Schansbroek lies near the source zone of the Stiemerbeek River and near the coal mine of Waterschei. Former mining activities severely affected natural water management contributing to pollution and flooding for local residents. This was partly related to a change in the topography of the area caused by the mining operations. To protect local residences, rainfall and groundwater has had to be pumped into the Stiemerbeek River. The hydrological impact has also caused water shortage for natural wetland areas negatively impacting the biodiversity of these areas.
- Green space management: biodiversity/nature conservation
- Climate resilience: increased flood regulation/providing thermal comfort zone
- Water management: reduced flooding/improved water quality
- Participatory planning/governance: community workshops promoting social cohesion and environmental stewardship
- Public health and wellbeing: reconnecting people with nature/improving mental/physical wellbeing through walking/cycling network, meet up places, allotments
The Schansbroek area was also ‘adopted’ by local residents for unofficial grow-your-own activities. The area has since been redesigned in collaboration with local citizens/workers. The aim was to create a multifunctional neighbourhood park for recreation, biodiversity and to restore water management. The 2013 design plan included measures to recreate a ‘wet ecotope’ by restoring a natural dam and ponds, and transforming an artificial reservoir from the former mine. Local citizens requested allotments, children’s play areas, cycling/hiking trails, picnic and meeting areas which were all included in the design.

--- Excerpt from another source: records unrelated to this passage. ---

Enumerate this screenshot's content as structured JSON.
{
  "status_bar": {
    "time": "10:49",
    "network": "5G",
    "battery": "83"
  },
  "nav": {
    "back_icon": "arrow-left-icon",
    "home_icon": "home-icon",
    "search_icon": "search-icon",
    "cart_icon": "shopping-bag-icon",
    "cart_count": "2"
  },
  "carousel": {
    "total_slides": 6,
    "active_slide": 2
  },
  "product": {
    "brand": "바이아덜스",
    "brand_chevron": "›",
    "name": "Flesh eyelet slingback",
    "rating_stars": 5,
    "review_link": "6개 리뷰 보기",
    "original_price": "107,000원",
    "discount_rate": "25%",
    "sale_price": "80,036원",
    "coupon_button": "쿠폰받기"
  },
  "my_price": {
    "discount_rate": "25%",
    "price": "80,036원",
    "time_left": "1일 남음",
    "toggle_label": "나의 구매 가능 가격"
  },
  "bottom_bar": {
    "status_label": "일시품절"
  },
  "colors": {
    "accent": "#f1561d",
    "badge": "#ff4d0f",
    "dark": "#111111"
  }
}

The new park created enhances the aesthetics of the area and strengthen links to the site making it more attractive to residents and workers at the neighbouring Thorpark. The model for community engagement will be scaled-up for the entire Stiemerbeck valley.